#### TASK GOAL:
Go through the data and copy each line where the string "avatar" appears.

#### LISTED RECORDS:

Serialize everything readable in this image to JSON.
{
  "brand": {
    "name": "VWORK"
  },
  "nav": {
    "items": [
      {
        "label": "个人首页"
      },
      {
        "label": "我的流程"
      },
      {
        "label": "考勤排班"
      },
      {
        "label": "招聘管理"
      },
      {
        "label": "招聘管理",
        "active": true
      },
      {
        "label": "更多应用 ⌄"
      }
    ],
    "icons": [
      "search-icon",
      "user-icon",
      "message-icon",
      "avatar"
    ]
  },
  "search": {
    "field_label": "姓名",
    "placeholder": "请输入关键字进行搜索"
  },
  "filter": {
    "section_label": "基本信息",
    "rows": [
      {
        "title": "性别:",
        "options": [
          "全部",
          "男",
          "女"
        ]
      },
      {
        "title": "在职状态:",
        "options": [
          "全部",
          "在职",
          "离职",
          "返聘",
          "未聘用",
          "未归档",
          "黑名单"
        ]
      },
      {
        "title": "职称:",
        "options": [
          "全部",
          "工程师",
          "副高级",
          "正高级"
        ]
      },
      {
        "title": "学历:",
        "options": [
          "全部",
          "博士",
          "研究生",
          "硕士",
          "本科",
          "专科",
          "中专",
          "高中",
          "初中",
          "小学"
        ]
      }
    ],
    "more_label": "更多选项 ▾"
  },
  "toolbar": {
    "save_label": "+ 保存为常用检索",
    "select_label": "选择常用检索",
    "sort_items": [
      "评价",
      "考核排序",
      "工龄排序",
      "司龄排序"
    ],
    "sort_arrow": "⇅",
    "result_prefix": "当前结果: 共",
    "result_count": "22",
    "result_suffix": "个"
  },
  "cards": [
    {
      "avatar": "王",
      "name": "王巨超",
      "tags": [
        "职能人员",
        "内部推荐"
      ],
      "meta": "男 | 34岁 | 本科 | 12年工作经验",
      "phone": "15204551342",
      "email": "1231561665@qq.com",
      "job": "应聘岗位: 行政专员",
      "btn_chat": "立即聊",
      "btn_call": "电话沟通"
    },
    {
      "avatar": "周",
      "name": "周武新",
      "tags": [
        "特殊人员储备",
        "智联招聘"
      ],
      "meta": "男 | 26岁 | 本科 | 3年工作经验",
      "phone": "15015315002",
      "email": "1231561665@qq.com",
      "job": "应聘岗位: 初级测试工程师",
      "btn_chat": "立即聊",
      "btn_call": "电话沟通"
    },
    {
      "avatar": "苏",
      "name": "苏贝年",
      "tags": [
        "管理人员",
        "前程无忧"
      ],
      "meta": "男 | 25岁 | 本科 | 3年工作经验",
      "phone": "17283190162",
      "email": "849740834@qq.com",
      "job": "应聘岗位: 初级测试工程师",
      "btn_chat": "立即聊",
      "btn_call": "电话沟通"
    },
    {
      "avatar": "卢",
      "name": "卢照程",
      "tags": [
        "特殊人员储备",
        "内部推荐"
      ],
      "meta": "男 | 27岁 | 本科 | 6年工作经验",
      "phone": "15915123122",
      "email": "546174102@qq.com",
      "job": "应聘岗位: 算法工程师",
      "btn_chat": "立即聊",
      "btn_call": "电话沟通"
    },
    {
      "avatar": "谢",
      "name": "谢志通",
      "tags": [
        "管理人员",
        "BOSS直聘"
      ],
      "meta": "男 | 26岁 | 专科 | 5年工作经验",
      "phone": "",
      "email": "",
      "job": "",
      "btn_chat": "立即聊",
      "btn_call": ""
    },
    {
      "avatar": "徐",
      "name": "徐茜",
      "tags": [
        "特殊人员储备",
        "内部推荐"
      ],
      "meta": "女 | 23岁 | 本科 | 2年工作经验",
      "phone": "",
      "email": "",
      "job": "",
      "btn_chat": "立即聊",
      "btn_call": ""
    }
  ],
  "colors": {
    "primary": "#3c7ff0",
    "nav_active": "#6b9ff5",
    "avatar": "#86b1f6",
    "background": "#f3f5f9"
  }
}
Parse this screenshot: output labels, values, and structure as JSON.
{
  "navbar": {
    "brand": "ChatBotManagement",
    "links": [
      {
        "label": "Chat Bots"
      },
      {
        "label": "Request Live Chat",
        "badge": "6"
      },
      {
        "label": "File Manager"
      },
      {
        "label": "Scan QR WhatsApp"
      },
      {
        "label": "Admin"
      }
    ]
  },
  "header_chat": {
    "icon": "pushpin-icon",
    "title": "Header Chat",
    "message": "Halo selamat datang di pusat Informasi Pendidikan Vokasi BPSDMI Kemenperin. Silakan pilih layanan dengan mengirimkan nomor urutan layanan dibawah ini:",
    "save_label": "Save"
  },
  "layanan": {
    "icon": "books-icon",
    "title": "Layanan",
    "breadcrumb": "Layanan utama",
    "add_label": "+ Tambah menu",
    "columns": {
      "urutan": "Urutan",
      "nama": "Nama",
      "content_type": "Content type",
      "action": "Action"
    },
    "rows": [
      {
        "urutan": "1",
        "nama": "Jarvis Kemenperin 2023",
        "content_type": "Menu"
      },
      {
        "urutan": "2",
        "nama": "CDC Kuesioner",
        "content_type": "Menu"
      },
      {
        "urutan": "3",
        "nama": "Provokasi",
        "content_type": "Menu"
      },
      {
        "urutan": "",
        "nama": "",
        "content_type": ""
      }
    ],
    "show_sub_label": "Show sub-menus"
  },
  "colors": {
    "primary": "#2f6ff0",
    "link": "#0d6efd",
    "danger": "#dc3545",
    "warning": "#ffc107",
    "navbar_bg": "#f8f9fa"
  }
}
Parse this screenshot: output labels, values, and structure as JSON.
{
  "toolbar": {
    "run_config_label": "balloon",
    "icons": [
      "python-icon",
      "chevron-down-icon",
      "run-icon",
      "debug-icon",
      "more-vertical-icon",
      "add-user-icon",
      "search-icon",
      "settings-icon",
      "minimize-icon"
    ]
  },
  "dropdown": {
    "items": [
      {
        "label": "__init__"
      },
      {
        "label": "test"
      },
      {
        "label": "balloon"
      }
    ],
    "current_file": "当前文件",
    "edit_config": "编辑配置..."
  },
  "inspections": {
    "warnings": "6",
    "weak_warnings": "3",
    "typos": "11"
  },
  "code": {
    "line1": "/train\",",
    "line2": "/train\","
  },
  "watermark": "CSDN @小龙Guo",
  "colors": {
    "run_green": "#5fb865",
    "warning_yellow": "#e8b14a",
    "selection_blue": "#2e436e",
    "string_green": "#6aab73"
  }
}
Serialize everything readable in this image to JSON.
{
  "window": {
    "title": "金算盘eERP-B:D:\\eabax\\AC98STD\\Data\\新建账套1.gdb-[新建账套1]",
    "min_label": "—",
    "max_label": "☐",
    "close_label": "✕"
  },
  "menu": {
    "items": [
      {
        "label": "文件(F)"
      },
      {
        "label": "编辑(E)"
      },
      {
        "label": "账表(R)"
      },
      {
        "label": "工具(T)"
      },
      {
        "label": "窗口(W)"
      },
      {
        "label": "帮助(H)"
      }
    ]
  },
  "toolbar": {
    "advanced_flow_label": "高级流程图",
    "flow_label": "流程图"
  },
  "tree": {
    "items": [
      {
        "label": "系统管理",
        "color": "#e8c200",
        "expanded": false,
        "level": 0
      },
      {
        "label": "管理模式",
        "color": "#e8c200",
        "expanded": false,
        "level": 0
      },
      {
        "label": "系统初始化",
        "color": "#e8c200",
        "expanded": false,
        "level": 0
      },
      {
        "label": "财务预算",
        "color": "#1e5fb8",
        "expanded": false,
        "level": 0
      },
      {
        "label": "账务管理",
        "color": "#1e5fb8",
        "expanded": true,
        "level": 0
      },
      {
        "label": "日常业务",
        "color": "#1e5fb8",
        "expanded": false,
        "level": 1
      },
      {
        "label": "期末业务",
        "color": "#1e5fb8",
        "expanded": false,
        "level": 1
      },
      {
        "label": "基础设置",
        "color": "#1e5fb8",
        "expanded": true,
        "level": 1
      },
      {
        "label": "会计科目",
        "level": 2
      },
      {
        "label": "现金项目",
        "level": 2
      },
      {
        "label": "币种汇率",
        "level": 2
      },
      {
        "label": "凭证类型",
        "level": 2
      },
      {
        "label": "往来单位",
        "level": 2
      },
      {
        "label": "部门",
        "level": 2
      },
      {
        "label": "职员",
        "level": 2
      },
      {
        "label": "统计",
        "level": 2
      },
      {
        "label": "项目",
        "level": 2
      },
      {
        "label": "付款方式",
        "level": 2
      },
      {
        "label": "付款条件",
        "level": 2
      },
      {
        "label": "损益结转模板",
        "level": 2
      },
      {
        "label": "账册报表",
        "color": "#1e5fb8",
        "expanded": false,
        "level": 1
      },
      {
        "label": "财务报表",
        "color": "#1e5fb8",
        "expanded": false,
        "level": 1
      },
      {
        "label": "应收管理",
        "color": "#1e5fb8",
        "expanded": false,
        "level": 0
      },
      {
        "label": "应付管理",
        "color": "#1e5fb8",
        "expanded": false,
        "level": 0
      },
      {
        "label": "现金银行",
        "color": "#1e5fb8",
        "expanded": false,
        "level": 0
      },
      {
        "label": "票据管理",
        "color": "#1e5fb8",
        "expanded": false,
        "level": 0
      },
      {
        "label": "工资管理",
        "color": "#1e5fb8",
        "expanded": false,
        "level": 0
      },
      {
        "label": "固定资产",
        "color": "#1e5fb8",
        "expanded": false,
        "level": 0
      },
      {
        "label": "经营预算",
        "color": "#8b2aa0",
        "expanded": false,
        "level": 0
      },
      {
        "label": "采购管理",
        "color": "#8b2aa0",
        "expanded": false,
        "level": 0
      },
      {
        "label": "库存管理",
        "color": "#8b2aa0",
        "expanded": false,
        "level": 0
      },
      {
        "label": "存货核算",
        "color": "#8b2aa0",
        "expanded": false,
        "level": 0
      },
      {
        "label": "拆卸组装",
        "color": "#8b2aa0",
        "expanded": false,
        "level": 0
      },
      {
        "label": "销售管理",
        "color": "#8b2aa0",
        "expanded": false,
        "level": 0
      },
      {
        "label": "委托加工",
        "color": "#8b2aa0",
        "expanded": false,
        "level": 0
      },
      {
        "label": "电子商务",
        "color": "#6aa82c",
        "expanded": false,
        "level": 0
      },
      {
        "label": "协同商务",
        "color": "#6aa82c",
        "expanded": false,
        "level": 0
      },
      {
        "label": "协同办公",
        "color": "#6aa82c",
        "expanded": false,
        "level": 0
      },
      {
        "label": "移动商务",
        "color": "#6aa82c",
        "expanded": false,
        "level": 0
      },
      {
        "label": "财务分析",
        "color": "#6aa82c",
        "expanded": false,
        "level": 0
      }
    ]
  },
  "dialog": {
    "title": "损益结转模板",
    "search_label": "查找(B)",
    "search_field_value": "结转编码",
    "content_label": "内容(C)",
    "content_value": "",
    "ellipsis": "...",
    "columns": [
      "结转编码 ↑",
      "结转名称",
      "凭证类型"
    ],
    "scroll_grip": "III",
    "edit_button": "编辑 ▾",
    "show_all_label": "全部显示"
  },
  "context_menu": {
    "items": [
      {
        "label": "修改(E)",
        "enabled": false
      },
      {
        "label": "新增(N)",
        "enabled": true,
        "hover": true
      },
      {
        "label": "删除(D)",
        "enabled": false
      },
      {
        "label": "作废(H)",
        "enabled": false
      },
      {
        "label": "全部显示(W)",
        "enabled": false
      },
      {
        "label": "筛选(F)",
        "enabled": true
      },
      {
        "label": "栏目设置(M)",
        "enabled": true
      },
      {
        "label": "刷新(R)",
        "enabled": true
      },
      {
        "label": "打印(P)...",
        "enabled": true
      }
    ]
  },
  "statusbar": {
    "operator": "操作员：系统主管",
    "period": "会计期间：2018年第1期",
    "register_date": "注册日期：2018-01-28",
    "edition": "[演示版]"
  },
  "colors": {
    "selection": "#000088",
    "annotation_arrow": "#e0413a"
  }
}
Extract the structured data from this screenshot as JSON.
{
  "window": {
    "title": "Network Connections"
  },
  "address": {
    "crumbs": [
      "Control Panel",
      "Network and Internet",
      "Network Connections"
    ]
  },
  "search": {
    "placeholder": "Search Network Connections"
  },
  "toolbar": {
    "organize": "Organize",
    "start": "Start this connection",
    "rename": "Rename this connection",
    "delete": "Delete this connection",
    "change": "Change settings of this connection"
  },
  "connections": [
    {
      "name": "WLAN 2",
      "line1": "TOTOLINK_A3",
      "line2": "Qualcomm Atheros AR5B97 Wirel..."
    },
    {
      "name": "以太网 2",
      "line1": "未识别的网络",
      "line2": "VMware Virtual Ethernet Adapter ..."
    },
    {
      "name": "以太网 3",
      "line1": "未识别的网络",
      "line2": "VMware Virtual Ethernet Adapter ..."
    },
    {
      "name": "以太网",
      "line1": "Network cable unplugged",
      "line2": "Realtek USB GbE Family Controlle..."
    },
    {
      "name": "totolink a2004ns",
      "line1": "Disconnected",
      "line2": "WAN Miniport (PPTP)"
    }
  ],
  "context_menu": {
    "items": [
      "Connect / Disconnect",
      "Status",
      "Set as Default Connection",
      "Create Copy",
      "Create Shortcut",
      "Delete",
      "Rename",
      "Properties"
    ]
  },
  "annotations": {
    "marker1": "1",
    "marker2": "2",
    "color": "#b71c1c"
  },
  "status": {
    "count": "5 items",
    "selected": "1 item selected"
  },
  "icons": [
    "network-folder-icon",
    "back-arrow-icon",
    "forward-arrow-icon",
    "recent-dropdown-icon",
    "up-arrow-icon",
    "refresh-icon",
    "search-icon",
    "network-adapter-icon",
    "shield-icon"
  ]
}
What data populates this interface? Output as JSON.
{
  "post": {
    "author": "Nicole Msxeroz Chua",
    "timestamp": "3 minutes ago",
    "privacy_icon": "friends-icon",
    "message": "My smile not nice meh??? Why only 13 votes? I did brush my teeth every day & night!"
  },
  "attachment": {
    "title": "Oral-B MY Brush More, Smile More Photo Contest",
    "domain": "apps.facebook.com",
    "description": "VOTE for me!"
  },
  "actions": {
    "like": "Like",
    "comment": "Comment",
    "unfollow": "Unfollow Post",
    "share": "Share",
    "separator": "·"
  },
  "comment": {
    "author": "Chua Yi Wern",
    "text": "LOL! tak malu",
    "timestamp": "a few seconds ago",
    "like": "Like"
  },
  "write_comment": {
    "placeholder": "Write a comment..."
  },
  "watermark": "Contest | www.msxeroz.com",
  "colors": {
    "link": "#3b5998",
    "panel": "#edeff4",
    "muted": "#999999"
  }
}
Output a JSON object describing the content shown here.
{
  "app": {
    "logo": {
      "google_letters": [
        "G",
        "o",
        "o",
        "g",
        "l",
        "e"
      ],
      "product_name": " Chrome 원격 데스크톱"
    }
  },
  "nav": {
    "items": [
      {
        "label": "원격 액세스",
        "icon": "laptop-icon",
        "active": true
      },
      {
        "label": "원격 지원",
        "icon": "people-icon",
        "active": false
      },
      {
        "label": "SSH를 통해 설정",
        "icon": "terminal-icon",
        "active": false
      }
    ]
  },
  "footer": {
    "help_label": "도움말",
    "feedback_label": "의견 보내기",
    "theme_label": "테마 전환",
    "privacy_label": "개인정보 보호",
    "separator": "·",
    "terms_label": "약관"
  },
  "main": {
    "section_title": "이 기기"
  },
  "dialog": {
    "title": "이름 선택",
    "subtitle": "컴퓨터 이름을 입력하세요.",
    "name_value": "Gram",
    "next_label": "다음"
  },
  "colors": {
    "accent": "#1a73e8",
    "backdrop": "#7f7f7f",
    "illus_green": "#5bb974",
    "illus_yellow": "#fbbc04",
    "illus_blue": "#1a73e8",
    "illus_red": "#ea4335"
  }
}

#### ANSWER SECTION:
      "avatar"
      "avatar": "王",
      "avatar": "周",
      "avatar": "苏",
      "avatar": "卢",
      "avatar": "谢",
      "avatar": "徐",
    "avatar": "#86b1f6",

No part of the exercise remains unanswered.